Material for this exercise:
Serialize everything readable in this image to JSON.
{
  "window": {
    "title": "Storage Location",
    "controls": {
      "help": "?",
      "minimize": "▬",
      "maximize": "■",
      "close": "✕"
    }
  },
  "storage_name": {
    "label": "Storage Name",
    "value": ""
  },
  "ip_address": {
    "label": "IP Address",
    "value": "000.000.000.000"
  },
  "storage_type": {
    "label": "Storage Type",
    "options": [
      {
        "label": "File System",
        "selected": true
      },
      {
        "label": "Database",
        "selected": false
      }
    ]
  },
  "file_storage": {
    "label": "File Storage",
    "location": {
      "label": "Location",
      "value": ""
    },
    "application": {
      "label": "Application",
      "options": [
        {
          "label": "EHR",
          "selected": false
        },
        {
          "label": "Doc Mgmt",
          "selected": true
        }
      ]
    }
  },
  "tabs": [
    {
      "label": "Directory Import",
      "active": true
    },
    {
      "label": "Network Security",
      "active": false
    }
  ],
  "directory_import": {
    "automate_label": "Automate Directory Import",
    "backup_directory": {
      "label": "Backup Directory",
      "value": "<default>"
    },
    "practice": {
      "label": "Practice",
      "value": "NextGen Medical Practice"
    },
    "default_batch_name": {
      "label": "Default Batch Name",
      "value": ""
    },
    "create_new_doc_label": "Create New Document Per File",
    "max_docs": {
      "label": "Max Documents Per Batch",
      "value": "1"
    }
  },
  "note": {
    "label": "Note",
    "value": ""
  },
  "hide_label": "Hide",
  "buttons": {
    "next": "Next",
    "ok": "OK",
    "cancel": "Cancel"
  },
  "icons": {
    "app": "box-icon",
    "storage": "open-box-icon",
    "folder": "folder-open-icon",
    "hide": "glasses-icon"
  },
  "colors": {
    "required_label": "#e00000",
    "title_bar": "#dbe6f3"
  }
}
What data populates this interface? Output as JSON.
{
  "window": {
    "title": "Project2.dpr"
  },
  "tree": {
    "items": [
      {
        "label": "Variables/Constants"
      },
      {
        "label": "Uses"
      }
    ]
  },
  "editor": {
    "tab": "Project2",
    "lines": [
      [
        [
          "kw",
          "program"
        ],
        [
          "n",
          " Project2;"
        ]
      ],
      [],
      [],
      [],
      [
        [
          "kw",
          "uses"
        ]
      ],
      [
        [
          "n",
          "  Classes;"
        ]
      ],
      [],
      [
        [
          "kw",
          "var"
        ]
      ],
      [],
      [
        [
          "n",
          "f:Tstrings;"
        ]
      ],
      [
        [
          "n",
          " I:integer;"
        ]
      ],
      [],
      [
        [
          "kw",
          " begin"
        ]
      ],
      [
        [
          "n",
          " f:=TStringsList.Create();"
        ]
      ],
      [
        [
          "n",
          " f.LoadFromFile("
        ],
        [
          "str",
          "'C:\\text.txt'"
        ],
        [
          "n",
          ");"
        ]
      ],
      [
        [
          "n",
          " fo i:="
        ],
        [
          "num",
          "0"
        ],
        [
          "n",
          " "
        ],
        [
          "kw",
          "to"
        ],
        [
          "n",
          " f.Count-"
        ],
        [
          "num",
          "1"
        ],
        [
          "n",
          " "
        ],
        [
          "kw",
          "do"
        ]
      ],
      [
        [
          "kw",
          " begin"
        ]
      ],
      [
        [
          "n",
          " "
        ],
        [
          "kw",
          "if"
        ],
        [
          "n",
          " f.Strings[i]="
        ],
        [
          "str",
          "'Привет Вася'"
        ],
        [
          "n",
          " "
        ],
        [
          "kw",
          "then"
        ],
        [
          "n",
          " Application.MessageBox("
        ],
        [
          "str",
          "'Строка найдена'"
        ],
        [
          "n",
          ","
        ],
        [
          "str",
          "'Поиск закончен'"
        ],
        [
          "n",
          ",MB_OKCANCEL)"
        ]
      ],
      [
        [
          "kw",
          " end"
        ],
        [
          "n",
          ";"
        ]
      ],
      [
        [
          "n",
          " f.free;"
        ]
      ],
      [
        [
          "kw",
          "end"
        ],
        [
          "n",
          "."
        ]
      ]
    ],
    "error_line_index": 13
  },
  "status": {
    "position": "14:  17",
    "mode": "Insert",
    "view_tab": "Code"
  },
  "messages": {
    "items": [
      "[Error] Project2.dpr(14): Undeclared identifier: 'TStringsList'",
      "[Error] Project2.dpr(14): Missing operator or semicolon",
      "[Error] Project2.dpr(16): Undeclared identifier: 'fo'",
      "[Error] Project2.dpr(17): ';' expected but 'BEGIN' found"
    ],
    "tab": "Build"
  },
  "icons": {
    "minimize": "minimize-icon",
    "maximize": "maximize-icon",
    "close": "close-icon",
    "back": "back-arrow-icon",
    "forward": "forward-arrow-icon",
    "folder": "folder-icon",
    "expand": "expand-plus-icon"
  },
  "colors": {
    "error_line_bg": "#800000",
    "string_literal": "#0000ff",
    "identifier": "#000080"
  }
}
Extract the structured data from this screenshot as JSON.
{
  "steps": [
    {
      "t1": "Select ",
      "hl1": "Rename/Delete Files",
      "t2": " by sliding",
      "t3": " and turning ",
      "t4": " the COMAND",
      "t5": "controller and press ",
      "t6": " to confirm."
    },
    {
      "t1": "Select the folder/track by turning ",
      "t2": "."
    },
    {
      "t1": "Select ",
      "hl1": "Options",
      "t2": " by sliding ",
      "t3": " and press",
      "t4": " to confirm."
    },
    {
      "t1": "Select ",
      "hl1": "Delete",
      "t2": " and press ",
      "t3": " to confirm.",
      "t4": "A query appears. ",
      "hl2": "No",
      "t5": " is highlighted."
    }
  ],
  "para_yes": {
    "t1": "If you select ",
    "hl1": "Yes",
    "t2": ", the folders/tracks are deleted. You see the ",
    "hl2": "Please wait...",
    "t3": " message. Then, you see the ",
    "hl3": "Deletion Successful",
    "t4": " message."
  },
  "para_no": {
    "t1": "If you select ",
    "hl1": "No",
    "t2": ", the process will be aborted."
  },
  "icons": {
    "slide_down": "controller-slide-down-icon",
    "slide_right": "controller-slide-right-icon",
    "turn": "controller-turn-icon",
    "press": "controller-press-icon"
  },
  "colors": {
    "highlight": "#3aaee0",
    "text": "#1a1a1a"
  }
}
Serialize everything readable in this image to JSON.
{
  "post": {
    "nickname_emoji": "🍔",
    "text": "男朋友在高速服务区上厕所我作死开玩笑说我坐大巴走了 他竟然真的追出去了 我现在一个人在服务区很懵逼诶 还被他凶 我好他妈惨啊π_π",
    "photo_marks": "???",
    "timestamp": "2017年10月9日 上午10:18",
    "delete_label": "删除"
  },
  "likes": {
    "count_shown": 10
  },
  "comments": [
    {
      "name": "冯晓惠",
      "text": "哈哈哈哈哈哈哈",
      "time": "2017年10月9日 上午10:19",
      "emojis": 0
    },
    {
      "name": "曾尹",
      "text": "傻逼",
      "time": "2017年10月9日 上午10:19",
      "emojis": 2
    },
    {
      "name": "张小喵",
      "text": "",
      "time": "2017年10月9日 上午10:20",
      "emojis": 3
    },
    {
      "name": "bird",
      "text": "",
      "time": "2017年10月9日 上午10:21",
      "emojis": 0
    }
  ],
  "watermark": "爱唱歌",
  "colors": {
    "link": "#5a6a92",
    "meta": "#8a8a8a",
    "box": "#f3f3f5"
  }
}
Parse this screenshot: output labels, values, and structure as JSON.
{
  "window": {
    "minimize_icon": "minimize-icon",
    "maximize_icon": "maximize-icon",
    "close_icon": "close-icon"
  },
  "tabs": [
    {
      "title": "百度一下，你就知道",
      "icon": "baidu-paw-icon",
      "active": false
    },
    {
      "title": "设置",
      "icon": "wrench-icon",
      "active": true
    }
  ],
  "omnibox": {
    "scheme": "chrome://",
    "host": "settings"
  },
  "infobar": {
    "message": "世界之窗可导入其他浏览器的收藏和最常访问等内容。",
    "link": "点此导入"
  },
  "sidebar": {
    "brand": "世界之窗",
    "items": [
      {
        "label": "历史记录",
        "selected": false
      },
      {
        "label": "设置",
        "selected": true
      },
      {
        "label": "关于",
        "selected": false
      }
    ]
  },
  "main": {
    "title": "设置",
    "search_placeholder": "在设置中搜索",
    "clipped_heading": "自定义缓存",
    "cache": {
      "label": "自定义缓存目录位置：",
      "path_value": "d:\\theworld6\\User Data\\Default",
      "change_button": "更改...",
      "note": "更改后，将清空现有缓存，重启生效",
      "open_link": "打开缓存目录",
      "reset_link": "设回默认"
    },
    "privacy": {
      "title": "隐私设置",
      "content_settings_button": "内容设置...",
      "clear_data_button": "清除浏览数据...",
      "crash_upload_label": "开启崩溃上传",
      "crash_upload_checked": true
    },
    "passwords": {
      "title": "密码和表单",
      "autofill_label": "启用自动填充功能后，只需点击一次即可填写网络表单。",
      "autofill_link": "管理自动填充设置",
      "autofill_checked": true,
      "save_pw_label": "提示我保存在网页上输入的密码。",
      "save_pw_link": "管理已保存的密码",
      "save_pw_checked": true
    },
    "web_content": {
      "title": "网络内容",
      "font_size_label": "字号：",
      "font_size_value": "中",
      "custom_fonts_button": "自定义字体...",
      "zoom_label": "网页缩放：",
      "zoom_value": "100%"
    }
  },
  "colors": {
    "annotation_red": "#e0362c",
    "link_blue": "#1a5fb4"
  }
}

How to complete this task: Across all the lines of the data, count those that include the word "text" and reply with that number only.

Reply: 7